PROBLEM DETAILS »
An exact copy of the entries below is needed, with every picture left out.

PROVIDED RECORDS »
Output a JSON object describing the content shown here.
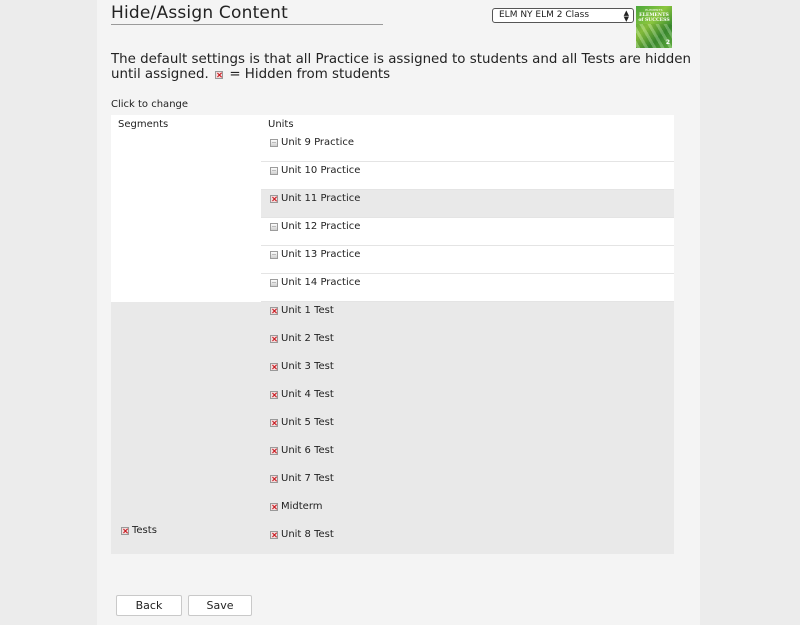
{
  "header": {
    "title": "Hide/Assign Content",
    "class_select": "ELM NY ELM 2 Class",
    "book_cover": {
      "top": "ELEMENTS",
      "title_line1": "ELEMENTS",
      "title_line2": "of SUCCESS",
      "number": "2"
    }
  },
  "description": {
    "text_before": "The default settings is that all Practice is assigned to students and all Tests are hidden until assigned.",
    "text_after": "= Hidden from students"
  },
  "hint": "Click to change",
  "table": {
    "col_segments": "Segments",
    "col_units": "Units",
    "practice_units": [
      {
        "label": "Unit 9 Practice",
        "hidden": false
      },
      {
        "label": "Unit 10 Practice",
        "hidden": false
      },
      {
        "label": "Unit 11 Practice",
        "hidden": true
      },
      {
        "label": "Unit 12 Practice",
        "hidden": false
      },
      {
        "label": "Unit 13 Practice",
        "hidden": false
      },
      {
        "label": "Unit 14 Practice",
        "hidden": false
      }
    ],
    "tests_segment": {
      "label": "Tests",
      "hidden": true
    },
    "test_units": [
      {
        "label": "Unit 1 Test",
        "hidden": true
      },
      {
        "label": "Unit 2 Test",
        "hidden": true
      },
      {
        "label": "Unit 3 Test",
        "hidden": true
      },
      {
        "label": "Unit 4 Test",
        "hidden": true
      },
      {
        "label": "Unit 5 Test",
        "hidden": true
      },
      {
        "label": "Unit 6 Test",
        "hidden": true
      },
      {
        "label": "Unit 7 Test",
        "hidden": true
      },
      {
        "label": "Midterm",
        "hidden": true
      },
      {
        "label": "Unit 8 Test",
        "hidden": true
      }
    ]
  },
  "buttons": {
    "back": "Back",
    "save": "Save"
  },
  "colors": {
    "hidden_icon": "#c8141b",
    "hidden_row_bg": "#e9e9e9",
    "page_bg": "#f4f4f4"
  },
  "icons": {
    "hidden": "hidden-x-icon",
    "shown": "visible-icon",
    "select": "dropdown-arrows-icon"
  }
}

EXERCISE SOLUTION »
Output a JSON object describing the content shown here.
{
  "header": {
    "title": "Hide/Assign Content",
    "class_select": "ELM NY ELM 2 Class",
    "book_cover": {
      "top": "ELEMENTS",
      "title_line1": "ELEMENTS",
      "title_line2": "of SUCCESS",
      "number": "2"
    }
  },
  "description": {
    "text_before": "The default settings is that all Practice is assigned to students and all Tests are hidden until assigned.",
    "text_after": "= Hidden from students"
  },
  "hint": "Click to change",
  "table": {
    "col_segments": "Segments",
    "col_units": "Units",
    "practice_units": [
      {
        "label": "Unit 9 Practice",
        "hidden": false
      },
      {
        "label": "Unit 10 Practice",
        "hidden": false
      },
      {
        "label": "Unit 11 Practice",
        "hidden": true
      },
      {
        "label": "Unit 12 Practice",
        "hidden": false
      },
      {
        "label": "Unit 13 Practice",
        "hidden": false
      },
      {
        "label": "Unit 14 Practice",
        "hidden": false
      }
    ],
    "tests_segment": {
      "label": "Tests",
      "hidden": true
    },
    "test_units": [
      {
        "label": "Unit 1 Test",
        "hidden": true
      },
      {
        "label": "Unit 2 Test",
        "hidden": true
      },
      {
        "label": "Unit 3 Test",
        "hidden": true
      },
      {
        "label": "Unit 4 Test",
        "hidden": true
      },
      {
        "label": "Unit 5 Test",
        "hidden": true
      },
      {
        "label": "Unit 6 Test",
        "hidden": true
      },
      {
        "label": "Unit 7 Test",
        "hidden": true
      },
      {
        "label": "Midterm",
        "hidden": true
      },
      {
        "label": "Unit 8 Test",
        "hidden": true
      }
    ]
  },
  "buttons": {
    "back": "Back",
    "save": "Save"
  },
  "colors": {
    "hidden_icon": "#c8141b",
    "hidden_row_bg": "#e9e9e9",
    "page_bg": "#f4f4f4"
  },
  "icons": {
    "hidden": "hidden-x-icon",
    "shown": "visible-icon",
    "select": "dropdown-arrows-icon"
  }
}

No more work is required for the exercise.